Scott vetoed the measure (SB 718) just four hours before the midnight deadline to approve or veto it. The bill automatically would have become law if Scott had done nothing by then.
If it had become law, Florida would have become the fifth state to abolish permanent alimony.
In a letter to Senate President Don Gaetz, Scott commended bill sponsors Ritch Workman in the House and Kelli Stargel in the Senate — both Republicans — and said there are “several forward looking elements of this bill.”
But alimony “represents an important remedy for our judiciary to use in providing support to families as they adjust to changes in life circumstances,” Scott wrote. “As a husband, father and grandfather, I understand the vital importance of family.”
Scott could not “support this legislation because it applies retroactively and thus tampers with the settled economic expectations of many Floridians who have experienced divorce,” he wrote. “The retroactive adjustment of alimony could result in unfair, unanticipated results.”

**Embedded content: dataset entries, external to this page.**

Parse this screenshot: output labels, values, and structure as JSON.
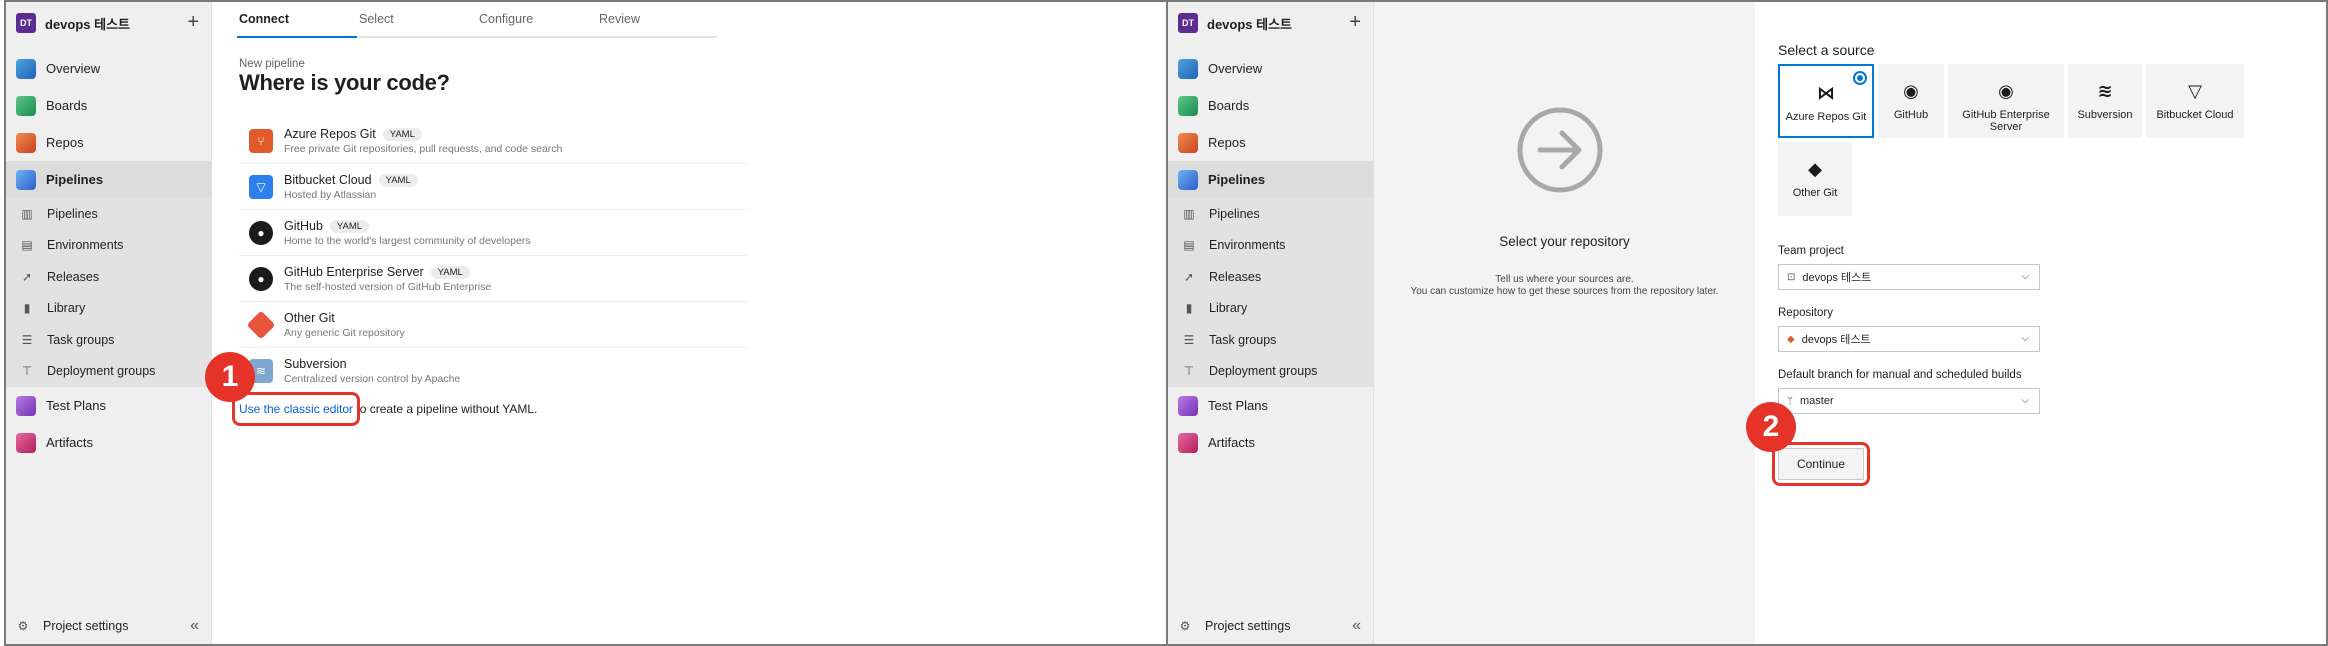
{
  "org": {
    "avatar_text": "DT",
    "name": "devops 테스트"
  },
  "sidebar": {
    "overview": "Overview",
    "boards": "Boards",
    "repos": "Repos",
    "pipelines": "Pipelines",
    "sub_pipelines": "Pipelines",
    "environments": "Environments",
    "releases": "Releases",
    "library": "Library",
    "task_groups": "Task groups",
    "deployment_groups": "Deployment groups",
    "test_plans": "Test Plans",
    "artifacts": "Artifacts",
    "project_settings": "Project settings"
  },
  "wizard": {
    "step1": "Connect",
    "step2": "Select",
    "step3": "Configure",
    "step4": "Review"
  },
  "left": {
    "new_pipeline": "New pipeline",
    "title": "Where is your code?",
    "yaml": "YAML",
    "sources": [
      {
        "name": "Azure Repos Git",
        "desc": "Free private Git repositories, pull requests, and code search",
        "yaml": true
      },
      {
        "name": "Bitbucket Cloud",
        "desc": "Hosted by Atlassian",
        "yaml": true
      },
      {
        "name": "GitHub",
        "desc": "Home to the world's largest community of developers",
        "yaml": true
      },
      {
        "name": "GitHub Enterprise Server",
        "desc": "The self-hosted version of GitHub Enterprise",
        "yaml": true
      },
      {
        "name": "Other Git",
        "desc": "Any generic Git repository",
        "yaml": false
      },
      {
        "name": "Subversion",
        "desc": "Centralized version control by Apache",
        "yaml": false
      }
    ],
    "classic_link": "Use the classic editor",
    "classic_rest": " to create a pipeline without YAML.",
    "callout": "1"
  },
  "right": {
    "repo_title": "Select your repository",
    "repo_sub1": "Tell us where your sources are.",
    "repo_sub2": "You can customize how to get these sources from the repository later.",
    "select_source": "Select a source",
    "tiles": {
      "azure": "Azure Repos Git",
      "github": "GitHub",
      "ghe_line1": "GitHub Enterprise",
      "ghe_line2": "Server",
      "svn": "Subversion",
      "bitbucket": "Bitbucket Cloud",
      "other": "Other Git"
    },
    "team_project_label": "Team project",
    "team_project_value": "devops 테스트",
    "repository_label": "Repository",
    "repository_value": "devops 테스트",
    "branch_label": "Default branch for manual and scheduled builds",
    "branch_value": "master",
    "continue": "Continue",
    "callout": "2"
  }
}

Florida law “already provides for the adjustment of alimony under the proper circumstances,” Scott wrote. “The law also ensures that spouses who have sacrificed their careers to raise a family do not suffer financial catastrophe upon divorce, and that the lower-earning spouse and stay-at-home parent will not be financially punished. Floridians have relied on this system post-divorce and planned their lives accordingly.”
The proposed law also would have set limits on the amount of alimony and how long one would receive financial support from an ex-spouse.
The bill would have made it harder to get alimony in short-term marriages. And it would have prevented alimony payments from lasting longer than one-half of the length of the marriage.
It also would have required judges to give divorced parents equal custody of their children absent extraordinary circumstances.
“I’m actually surprised,” said Jason Marks, a divorce attorney in Miami, about the veto. The bill had passed the House 85-31, with members of both parties crossing over. The Senate approved it 29-11.
“My assumption is, you haven’t heard the last of it,” Marks said. “Most family law practitioners will agree that uniformity in determination of alimony is a good thing.”
The bill said that in a short-term marriage, defined as less than 11 years, the assumption is that alimony would not be awarded. If alimony were granted, it would not be more than 25 percent of the ex-spouse’s gross income.
For marriages that last between 11 and 20 years, there’s no assumption either way in the bill, but alimony would not have amounted to more than 35 percent of the ex-spouse’s gross income.
And in marriages longer than 20 years, there was an assumption in favor of alimony, though not more than 38 percent of an ex-spouse’s gross income.
Moreover, the bill did not automatically end alimony when the paying ex-spouse retired, but that person could have asked a judge to reduce the payment or even end it. The judge could have considered age at retirement, ability to pay alimony and the financial situation of the person receiving alimony.
Source: Associated Press